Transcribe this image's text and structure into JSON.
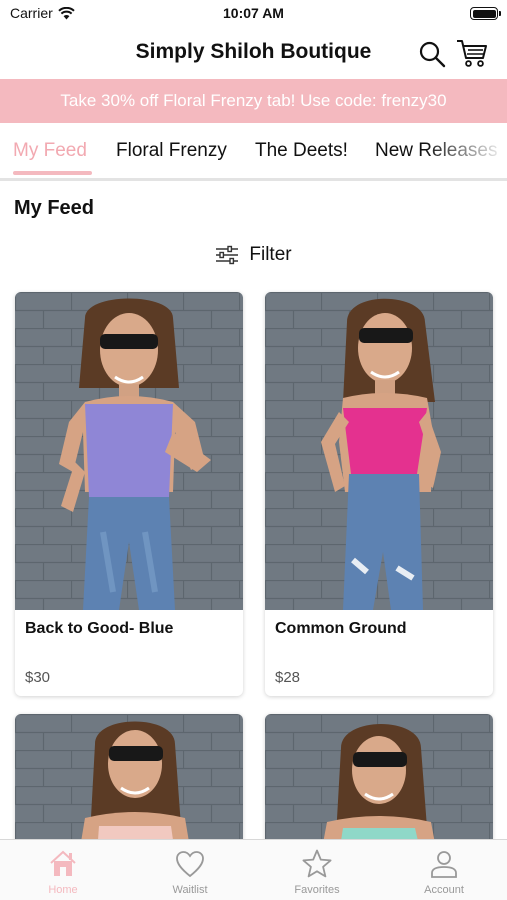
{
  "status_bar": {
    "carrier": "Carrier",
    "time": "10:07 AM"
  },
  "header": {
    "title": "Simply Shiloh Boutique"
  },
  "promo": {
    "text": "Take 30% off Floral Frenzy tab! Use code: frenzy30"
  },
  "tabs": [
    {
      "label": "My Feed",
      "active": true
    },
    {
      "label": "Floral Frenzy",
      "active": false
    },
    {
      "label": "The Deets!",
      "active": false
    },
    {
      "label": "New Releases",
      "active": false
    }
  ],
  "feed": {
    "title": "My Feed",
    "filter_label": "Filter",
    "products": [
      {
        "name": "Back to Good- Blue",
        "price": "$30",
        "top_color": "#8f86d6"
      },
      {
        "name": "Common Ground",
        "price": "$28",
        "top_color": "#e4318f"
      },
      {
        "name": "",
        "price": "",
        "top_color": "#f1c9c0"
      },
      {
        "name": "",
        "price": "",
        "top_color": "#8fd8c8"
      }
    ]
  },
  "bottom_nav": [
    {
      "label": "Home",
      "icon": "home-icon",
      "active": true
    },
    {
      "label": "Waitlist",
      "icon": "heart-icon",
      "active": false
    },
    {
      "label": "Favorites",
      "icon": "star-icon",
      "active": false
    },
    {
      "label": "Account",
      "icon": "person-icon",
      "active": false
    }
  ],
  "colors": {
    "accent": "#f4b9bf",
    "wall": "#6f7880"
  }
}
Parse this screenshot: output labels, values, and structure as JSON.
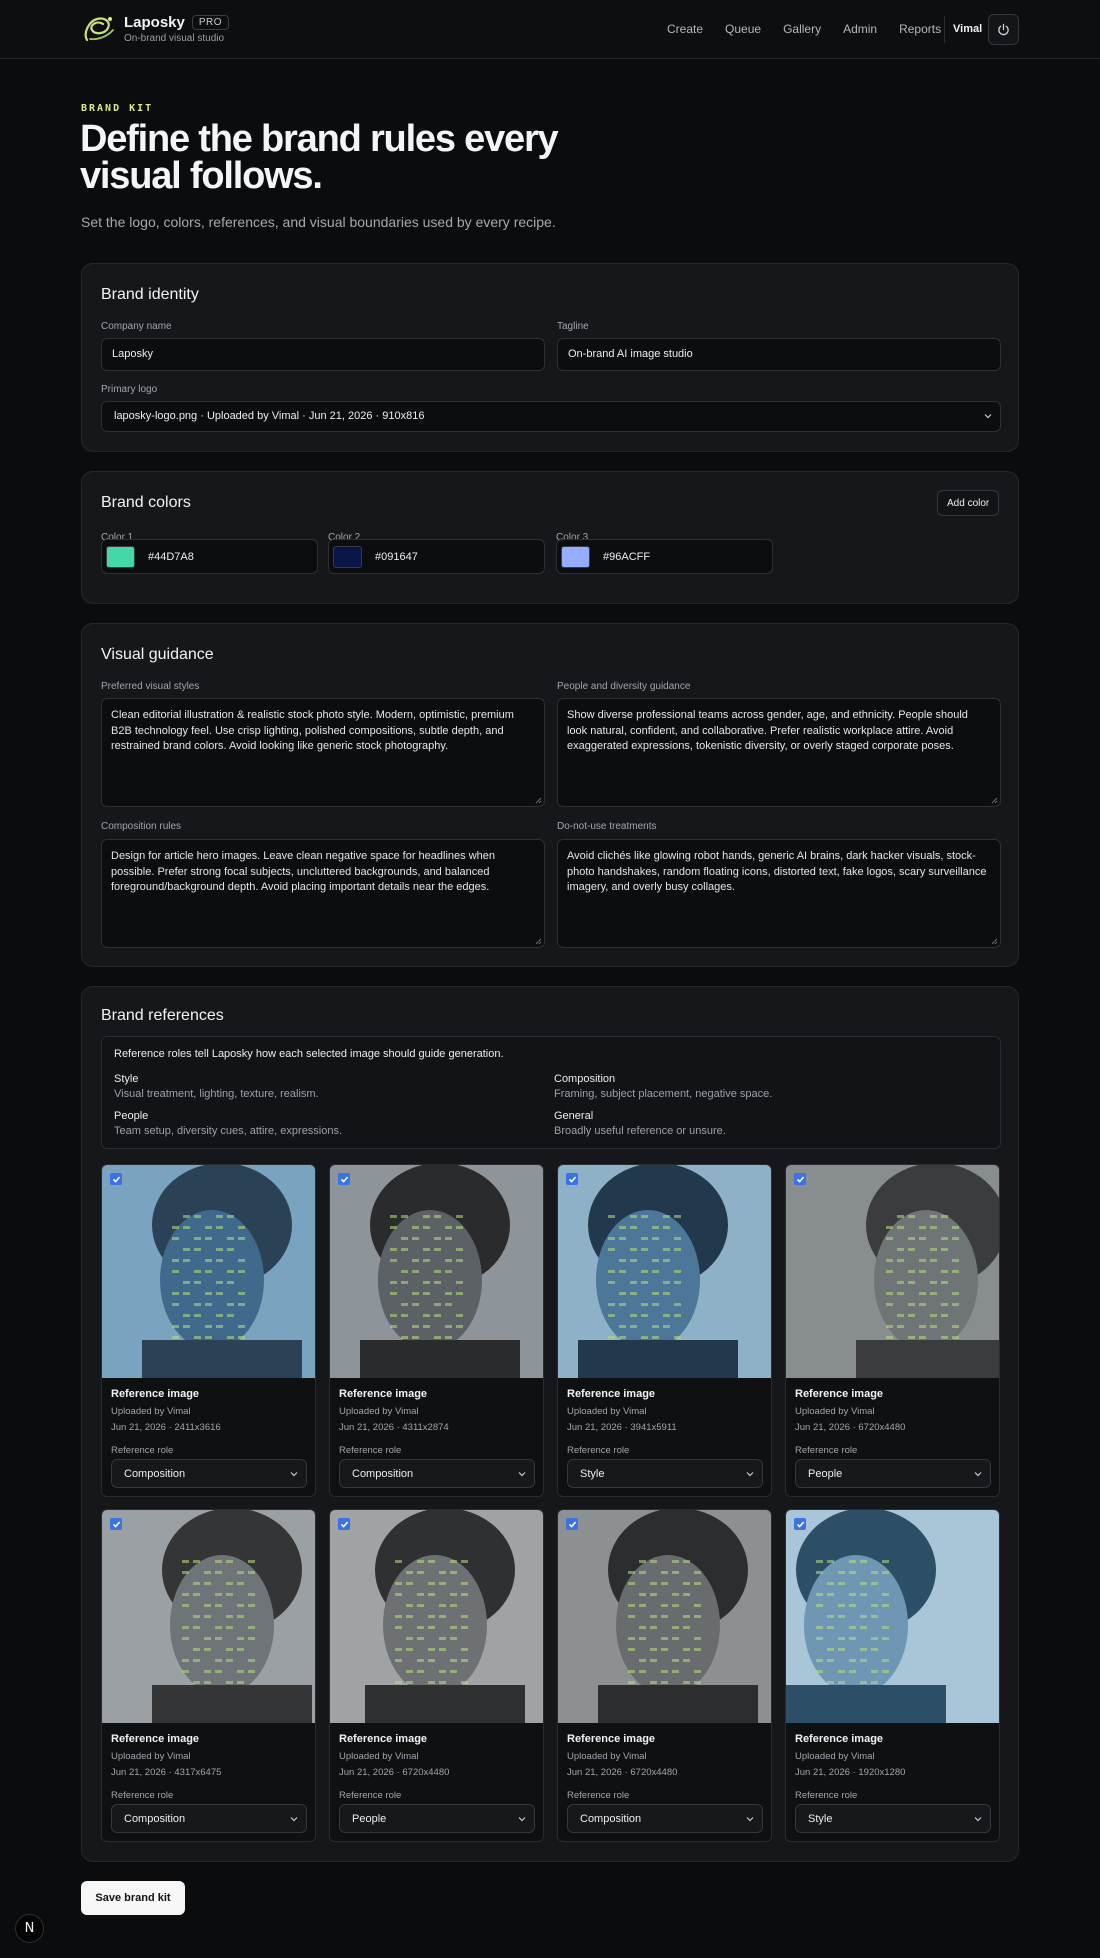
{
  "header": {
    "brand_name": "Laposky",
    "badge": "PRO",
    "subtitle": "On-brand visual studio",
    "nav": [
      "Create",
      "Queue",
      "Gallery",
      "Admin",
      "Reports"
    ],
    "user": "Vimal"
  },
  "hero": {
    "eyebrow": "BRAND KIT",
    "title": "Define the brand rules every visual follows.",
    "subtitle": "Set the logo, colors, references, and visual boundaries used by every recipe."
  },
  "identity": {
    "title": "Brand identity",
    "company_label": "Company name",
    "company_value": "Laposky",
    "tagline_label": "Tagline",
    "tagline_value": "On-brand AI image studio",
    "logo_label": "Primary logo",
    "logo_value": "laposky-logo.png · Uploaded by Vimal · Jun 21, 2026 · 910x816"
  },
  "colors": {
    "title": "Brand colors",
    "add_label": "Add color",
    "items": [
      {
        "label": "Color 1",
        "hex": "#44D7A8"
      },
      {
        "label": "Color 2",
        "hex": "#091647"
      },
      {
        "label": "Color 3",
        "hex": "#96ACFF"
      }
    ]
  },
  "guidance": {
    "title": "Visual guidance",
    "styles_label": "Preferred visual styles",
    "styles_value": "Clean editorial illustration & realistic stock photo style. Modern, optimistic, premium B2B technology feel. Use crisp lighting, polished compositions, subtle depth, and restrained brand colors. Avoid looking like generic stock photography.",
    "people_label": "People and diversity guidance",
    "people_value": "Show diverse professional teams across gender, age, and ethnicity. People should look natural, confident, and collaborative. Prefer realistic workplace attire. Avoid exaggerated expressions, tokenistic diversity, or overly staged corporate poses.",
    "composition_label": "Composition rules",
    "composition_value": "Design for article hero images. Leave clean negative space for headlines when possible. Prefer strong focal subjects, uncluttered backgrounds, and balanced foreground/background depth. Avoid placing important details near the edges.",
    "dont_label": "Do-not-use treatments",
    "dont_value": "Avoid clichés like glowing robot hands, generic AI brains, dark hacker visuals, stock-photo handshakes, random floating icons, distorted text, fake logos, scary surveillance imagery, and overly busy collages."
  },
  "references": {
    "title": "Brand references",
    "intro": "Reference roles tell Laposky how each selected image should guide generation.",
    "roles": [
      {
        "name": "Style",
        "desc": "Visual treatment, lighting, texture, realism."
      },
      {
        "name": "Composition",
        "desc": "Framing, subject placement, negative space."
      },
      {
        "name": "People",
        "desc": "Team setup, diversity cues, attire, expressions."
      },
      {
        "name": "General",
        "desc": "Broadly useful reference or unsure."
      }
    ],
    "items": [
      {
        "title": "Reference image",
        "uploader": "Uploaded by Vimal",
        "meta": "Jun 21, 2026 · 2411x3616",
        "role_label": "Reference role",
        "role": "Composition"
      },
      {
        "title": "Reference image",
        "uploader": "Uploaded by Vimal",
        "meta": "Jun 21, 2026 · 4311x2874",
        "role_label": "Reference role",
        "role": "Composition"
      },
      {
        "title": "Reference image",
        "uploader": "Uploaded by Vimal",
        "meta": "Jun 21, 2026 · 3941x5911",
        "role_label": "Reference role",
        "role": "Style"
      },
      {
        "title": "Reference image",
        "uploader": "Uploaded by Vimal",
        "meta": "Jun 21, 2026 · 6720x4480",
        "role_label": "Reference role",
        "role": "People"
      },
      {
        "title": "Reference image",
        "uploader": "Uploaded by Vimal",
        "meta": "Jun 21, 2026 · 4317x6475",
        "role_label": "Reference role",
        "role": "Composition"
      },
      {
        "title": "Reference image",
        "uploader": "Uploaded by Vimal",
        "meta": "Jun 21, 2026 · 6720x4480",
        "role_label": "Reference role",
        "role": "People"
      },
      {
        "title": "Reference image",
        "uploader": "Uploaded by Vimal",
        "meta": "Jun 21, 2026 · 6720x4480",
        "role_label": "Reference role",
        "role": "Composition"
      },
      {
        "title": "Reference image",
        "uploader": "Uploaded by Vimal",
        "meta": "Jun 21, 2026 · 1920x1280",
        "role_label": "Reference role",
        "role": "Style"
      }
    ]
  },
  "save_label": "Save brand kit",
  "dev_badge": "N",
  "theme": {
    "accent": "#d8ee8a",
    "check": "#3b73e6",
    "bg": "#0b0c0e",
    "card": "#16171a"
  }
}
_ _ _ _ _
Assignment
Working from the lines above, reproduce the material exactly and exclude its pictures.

Task answer
Transcribe this image's text and structure into JSON.
{
  "status_bar": {
    "carrier": "Carrier",
    "time": "10:07 AM"
  },
  "header": {
    "title": "Simply Shiloh Boutique"
  },
  "promo": {
    "text": "Take 30% off Floral Frenzy tab! Use code: frenzy30"
  },
  "tabs": [
    {
      "label": "My Feed",
      "active": true
    },
    {
      "label": "Floral Frenzy",
      "active": false
    },
    {
      "label": "The Deets!",
      "active": false
    },
    {
      "label": "New Releases",
      "active": false
    }
  ],
  "feed": {
    "title": "My Feed",
    "filter_label": "Filter",
    "products": [
      {
        "name": "Back to Good- Blue",
        "price": "$30",
        "top_color": "#8f86d6"
      },
      {
        "name": "Common Ground",
        "price": "$28",
        "top_color": "#e4318f"
      },
      {
        "name": "",
        "price": "",
        "top_color": "#f1c9c0"
      },
      {
        "name": "",
        "price": "",
        "top_color": "#8fd8c8"
      }
    ]
  },
  "bottom_nav": [
    {
      "label": "Home",
      "icon": "home-icon",
      "active": true
    },
    {
      "label": "Waitlist",
      "icon": "heart-icon",
      "active": false
    },
    {
      "label": "Favorites",
      "icon": "star-icon",
      "active": false
    },
    {
      "label": "Account",
      "icon": "person-icon",
      "active": false
    }
  ],
  "colors": {
    "accent": "#f4b9bf",
    "wall": "#6f7880"
  }
}
Parse this screenshot: output labels, values, and structure as JSON.
{
  "header": {
    "brand_name": "Laposky",
    "badge": "PRO",
    "subtitle": "On-brand visual studio",
    "nav": [
      "Create",
      "Queue",
      "Gallery",
      "Admin",
      "Reports"
    ],
    "user": "Vimal"
  },
  "hero": {
    "eyebrow": "BRAND KIT",
    "title": "Define the brand rules every visual follows.",
    "subtitle": "Set the logo, colors, references, and visual boundaries used by every recipe."
  },
  "identity": {
    "title": "Brand identity",
    "company_label": "Company name",
    "company_value": "Laposky",
    "tagline_label": "Tagline",
    "tagline_value": "On-brand AI image studio",
    "logo_label": "Primary logo",
    "logo_value": "laposky-logo.png · Uploaded by Vimal · Jun 21, 2026 · 910x816"
  },
  "colors": {
    "title": "Brand colors",
    "add_label": "Add color",
    "items": [
      {
        "label": "Color 1",
        "hex": "#44D7A8"
      },
      {
        "label": "Color 2",
        "hex": "#091647"
      },
      {
        "label": "Color 3",
        "hex": "#96ACFF"
      }
    ]
  },
  "guidance": {
    "title": "Visual guidance",
    "styles_label": "Preferred visual styles",
    "styles_value": "Clean editorial illustration & realistic stock photo style. Modern, optimistic, premium B2B technology feel. Use crisp lighting, polished compositions, subtle depth, and restrained brand colors. Avoid looking like generic stock photography.",
    "people_label": "People and diversity guidance",
    "people_value": "Show diverse professional teams across gender, age, and ethnicity. People should look natural, confident, and collaborative. Prefer realistic workplace attire. Avoid exaggerated expressions, tokenistic diversity, or overly staged corporate poses.",
    "composition_label": "Composition rules",
    "composition_value": "Design for article hero images. Leave clean negative space for headlines when possible. Prefer strong focal subjects, uncluttered backgrounds, and balanced foreground/background depth. Avoid placing important details near the edges.",
    "dont_label": "Do-not-use treatments",
    "dont_value": "Avoid clichés like glowing robot hands, generic AI brains, dark hacker visuals, stock-photo handshakes, random floating icons, distorted text, fake logos, scary surveillance imagery, and overly busy collages."
  },
  "references": {
    "title": "Brand references",
    "intro": "Reference roles tell Laposky how each selected image should guide generation.",
    "roles": [
      {
        "name": "Style",
        "desc": "Visual treatment, lighting, texture, realism."
      },
      {
        "name": "Composition",
        "desc": "Framing, subject placement, negative space."
      },
      {
        "name": "People",
        "desc": "Team setup, diversity cues, attire, expressions."
      },
      {
        "name": "General",
        "desc": "Broadly useful reference or unsure."
      }
    ],
    "items": [
      {
        "title": "Reference image",
        "uploader": "Uploaded by Vimal",
        "meta": "Jun 21, 2026 · 2411x3616",
        "role_label": "Reference role",
        "role": "Composition"
      },
      {
        "title": "Reference image",
        "uploader": "Uploaded by Vimal",
        "meta": "Jun 21, 2026 · 4311x2874",
        "role_label": "Reference role",
        "role": "Composition"
      },
      {
        "title": "Reference image",
        "uploader": "Uploaded by Vimal",
        "meta": "Jun 21, 2026 · 3941x5911",
        "role_label": "Reference role",
        "role": "Style"
      },
      {
        "title": "Reference image",
        "uploader": "Uploaded by Vimal",
        "meta": "Jun 21, 2026 · 6720x4480",
        "role_label": "Reference role",
        "role": "People"
      },
      {
        "title": "Reference image",
        "uploader": "Uploaded by Vimal",
        "meta": "Jun 21, 2026 · 4317x6475",
        "role_label": "Reference role",
        "role": "Composition"
      },
      {
        "title": "Reference image",
        "uploader": "Uploaded by Vimal",
        "meta": "Jun 21, 2026 · 6720x4480",
        "role_label": "Reference role",
        "role": "People"
      },
      {
        "title": "Reference image",
        "uploader": "Uploaded by Vimal",
        "meta": "Jun 21, 2026 · 6720x4480",
        "role_label": "Reference role",
        "role": "Composition"
      },
      {
        "title": "Reference image",
        "uploader": "Uploaded by Vimal",
        "meta": "Jun 21, 2026 · 1920x1280",
        "role_label": "Reference role",
        "role": "Style"
      }
    ]
  },
  "save_label": "Save brand kit",
  "dev_badge": "N",
  "theme": {
    "accent": "#d8ee8a",
    "check": "#3b73e6",
    "bg": "#0b0c0e",
    "card": "#16171a"
  }
}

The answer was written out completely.